Climate migrants and refugees may present different affection from the usual population. It is up to the physiotherapists’ duty to be able to provide adequate care for every patient.

The first major barrier could be language. Even if a lot of climate migration is an internal migration, it is always possible to face a foreigner patient. Physiotherapists must adapt their training to be able to take care of people speaking another language. English is a well known language, but everyone doesn't know it. It is important for every physiotherapist to be able to communicate properly with every patient.[5]

Physiotherapists are a real cornerstone in the health system. Because physiotherapists see their patients more frequently than doctors, it is their duty to be aware of refugees' experiences and how this can affect their patients’ health.

Facing climate migration countries and their health system need to take anticipatory actions. This process is a long-term approach on how to insure good care for internal and international migrants. To be able to face this challenge, every health profession will have to be involved. We need global action. [6] 

Resources[edit | edit source]

Migration, Environment and Climate Change: Assessing the Evidence[edit | edit source]

The purpose of this book is to suggest concrete ways in, which the international community can begin to address the huge gaps in our knowledge relating to the likely impact of climate change on migration. The book does this by taking stock of the existing evidence on the effects of climate change and environmental degradation on migration, providing a comprehensive overview of the findings of recent research studies. Throughout, our focus is centred on how research can best inform policy and provide the evidence which decision-makers will need in the future to plan for and respond to environmentally induced migration.

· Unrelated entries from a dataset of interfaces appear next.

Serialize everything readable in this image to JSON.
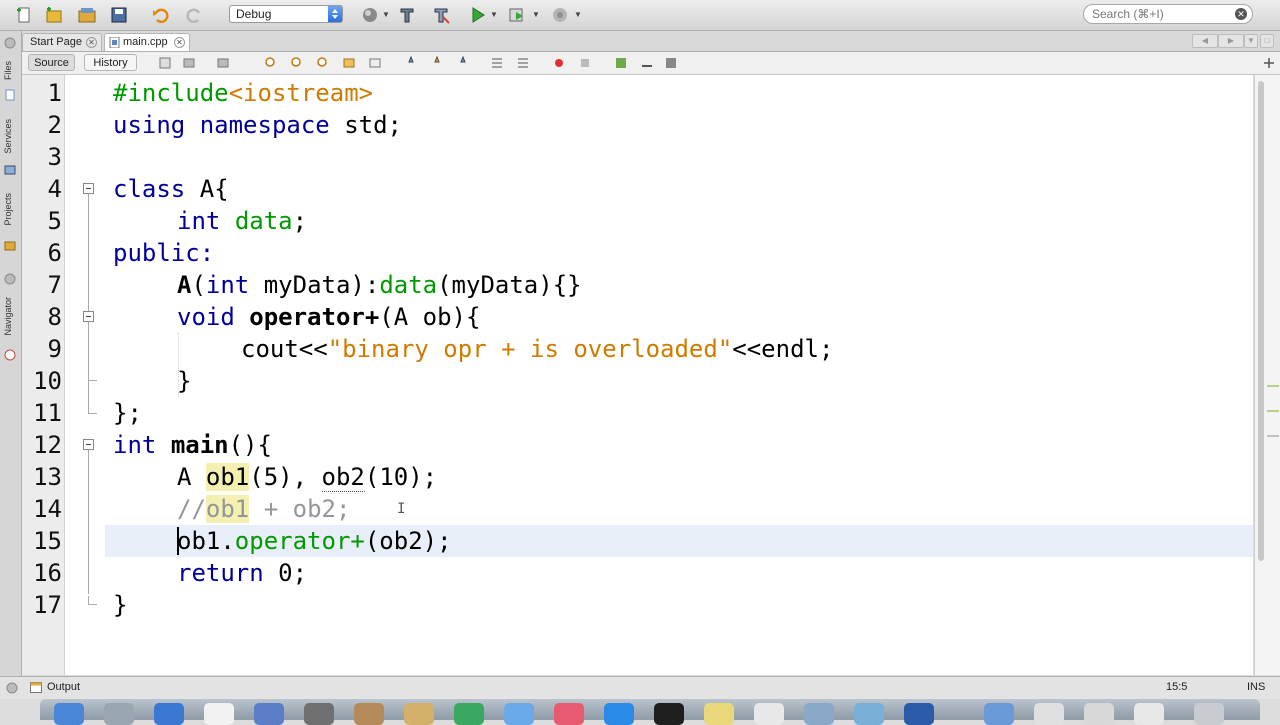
{
  "toolbar": {
    "config_value": "Debug",
    "search_placeholder": "Search (⌘+I)",
    "search_clear": "✕"
  },
  "tabs": [
    {
      "label": "Start Page",
      "close": "✕"
    },
    {
      "label": "main.cpp",
      "close": "✕"
    }
  ],
  "editor_toolbar": {
    "source_label": "Source",
    "history_label": "History"
  },
  "left_panels": [
    "Files",
    "Services",
    "Projects",
    "Navigator"
  ],
  "line_numbers": [
    "1",
    "2",
    "3",
    "4",
    "5",
    "6",
    "7",
    "8",
    "9",
    "10",
    "11",
    "12",
    "13",
    "14",
    "15",
    "16",
    "17"
  ],
  "code": {
    "l1_directive": "#include",
    "l1_header": "<iostream>",
    "l2_kw": "using namespace",
    "l2_rest": " std;",
    "l4_kw": "class",
    "l4_rest": " A{",
    "l5_kw": "int",
    "l5_field": "data",
    "l5_rest": ";",
    "l6_kw": "public:",
    "l7_ctor": "A",
    "l7_p1": "(",
    "l7_kw": "int",
    "l7_p2": " myData):",
    "l7_field": "data",
    "l7_p3": "(myData){}",
    "l8_kw": "void",
    "l8_op": "operator+",
    "l8_rest": "(A ob){",
    "l9_cout": "cout<<",
    "l9_str": "\"binary opr + is overloaded\"",
    "l9_rest": "<<endl;",
    "l10": "}",
    "l11": "};",
    "l12_kw": "int",
    "l12_fn": "main",
    "l12_rest": "(){",
    "l13_a": "A ",
    "l13_ob1": "ob1",
    "l13_mid": "(5), ",
    "l13_ob2": "ob2",
    "l13_rest": "(10);",
    "l14_slash": "//",
    "l14_ob1": "ob1",
    "l14_rest": " + ob2;",
    "l15_ob1": "ob1.",
    "l15_op": "operator+",
    "l15_rest": "(ob2);",
    "l16_kw": "return",
    "l16_rest": " 0;",
    "l17": "}"
  },
  "status": {
    "output_label": "Output",
    "position": "15:5",
    "mode": "INS"
  },
  "colors": {
    "keyword": "#000099",
    "string": "#ce7b00",
    "field": "#009900",
    "comment": "#969696",
    "occurrence_highlight": "#f3f0b2",
    "current_line": "#e9eff8"
  }
}
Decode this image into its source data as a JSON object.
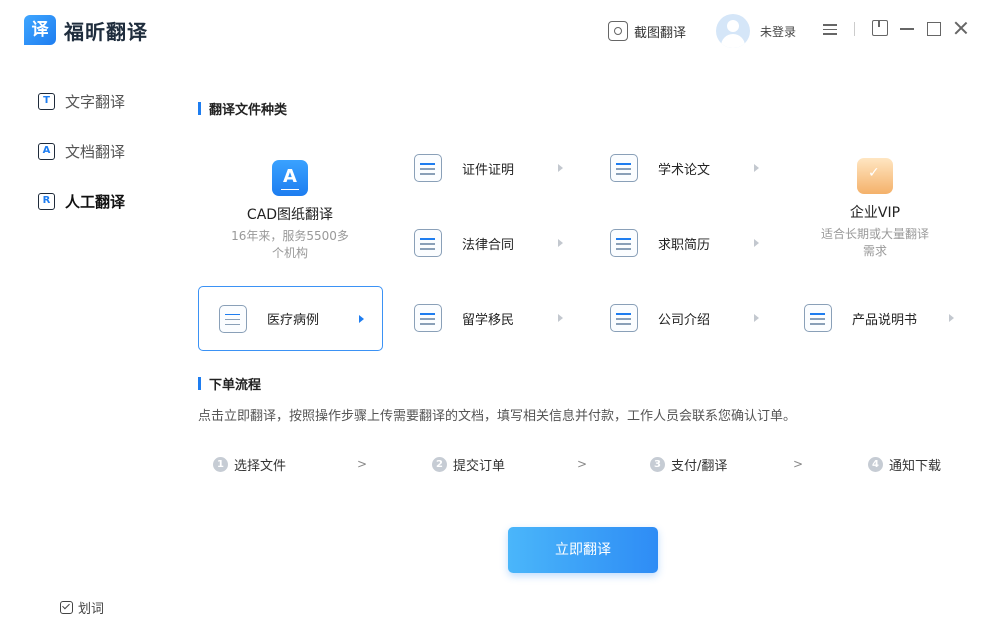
{
  "app": {
    "logo_char": "译",
    "name": "福昕翻译"
  },
  "header": {
    "screenshot_label": "截图翻译",
    "login_label": "未登录"
  },
  "sidebar": {
    "items": [
      {
        "label": "文字翻译",
        "icon": "T"
      },
      {
        "label": "文档翻译",
        "icon": "A"
      },
      {
        "label": "人工翻译",
        "icon": "R"
      }
    ],
    "huaci_label": "划词"
  },
  "file_types": {
    "title": "翻译文件种类",
    "cad": {
      "title": "CAD图纸翻译",
      "desc_line1": "16年来，服务5500多",
      "desc_line2": "个机构"
    },
    "vip": {
      "title": "企业VIP",
      "desc_line1": "适合长期或大量翻译",
      "desc_line2": "需求"
    },
    "items": [
      {
        "label": "证件证明"
      },
      {
        "label": "学术论文"
      },
      {
        "label": "法律合同"
      },
      {
        "label": "求职简历"
      },
      {
        "label": "医疗病例"
      },
      {
        "label": "留学移民"
      },
      {
        "label": "公司介绍"
      },
      {
        "label": "产品说明书"
      }
    ]
  },
  "process": {
    "title": "下单流程",
    "desc": "点击立即翻译，按照操作步骤上传需要翻译的文档，填写相关信息并付款，工作人员会联系您确认订单。",
    "separator": ">",
    "steps": [
      {
        "num": "1",
        "label": "选择文件"
      },
      {
        "num": "2",
        "label": "提交订单"
      },
      {
        "num": "3",
        "label": "支付/翻译"
      },
      {
        "num": "4",
        "label": "通知下载"
      }
    ]
  },
  "cta": {
    "label": "立即翻译"
  },
  "colors": {
    "accent": "#1e7df0",
    "button_start": "#4ab6fa",
    "button_end": "#2e8cf5"
  }
}
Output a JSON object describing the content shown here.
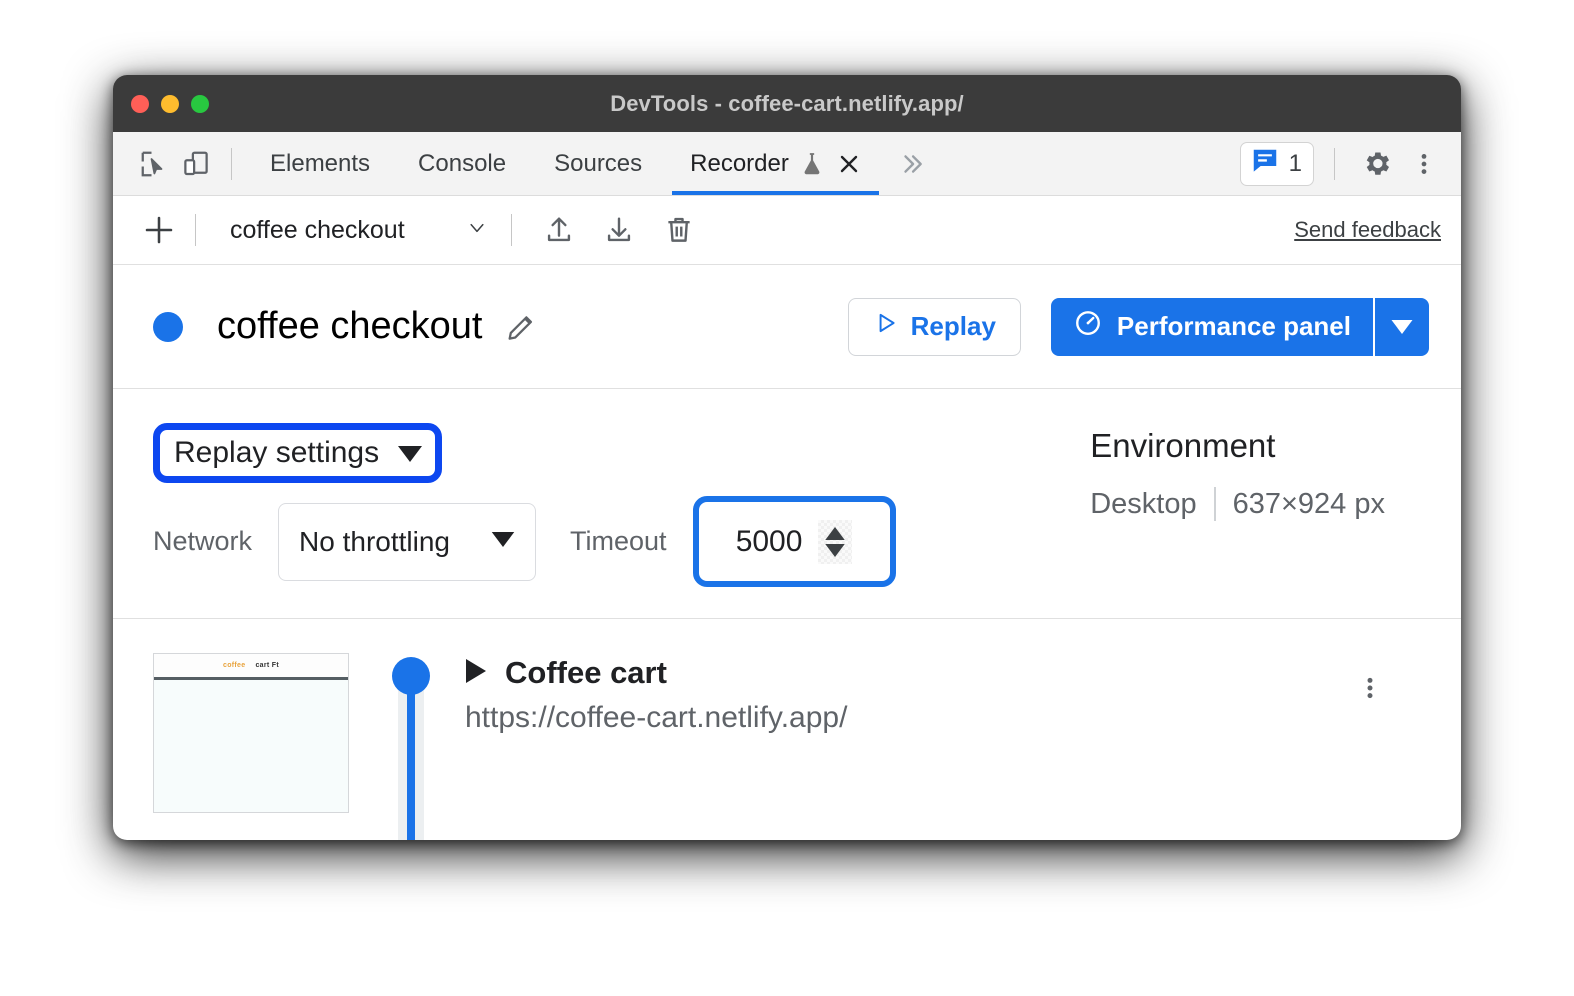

Groundswell: Preparing for Internal Climate Migration[edit | edit source]

This report brings a much-needed focus to the nexus between climate change, migration and development in three regions: Sub-Saharan Africa, South Asia and Latin America. Its startling conclusion is that they may have to cope with more than 143 million internal climate migrants by 2050 unless concerted action is taken at the national and global levels.

References[edit | edit source]

  1. 1.0 1.1 Change IP. Climate change 2007: Impacts, adaptation and vulnerability. Genebra, Suíça. 2001. Available from:, [Accessed 15 October 2020]
  2. United Nations General Assembly. The 1951 Convention Relating to the Status of Refugees; Resolution 429. Available form: http://www.cas/com/discoveryguides/refugee/review2.php [Accessed 14 September 2020].
  3. Laczko F, Aghazarm C. Migration, Environment and Climate Change: Assessing the Evidence. International Organization for Migration (IOM); 2009.
  4. World Bank Group. (2018). Groundswell : Preparing for internal climate migration (p. 256).
  5. 5.0 5.1 Filip Maric & Dave Nicholls. A call for a new environmental physiotherapy - An editorial. 2019. Physiotherapy Theory and Practice, 35:10, 905-907, DOI: 10.1080/09593985.2019.1632006
  6. Schwerdtle N, Bowen K, McMichael C. The health impacts of climate-related migration. Environmental Epidemiology. 2019 Oct 1;3:282.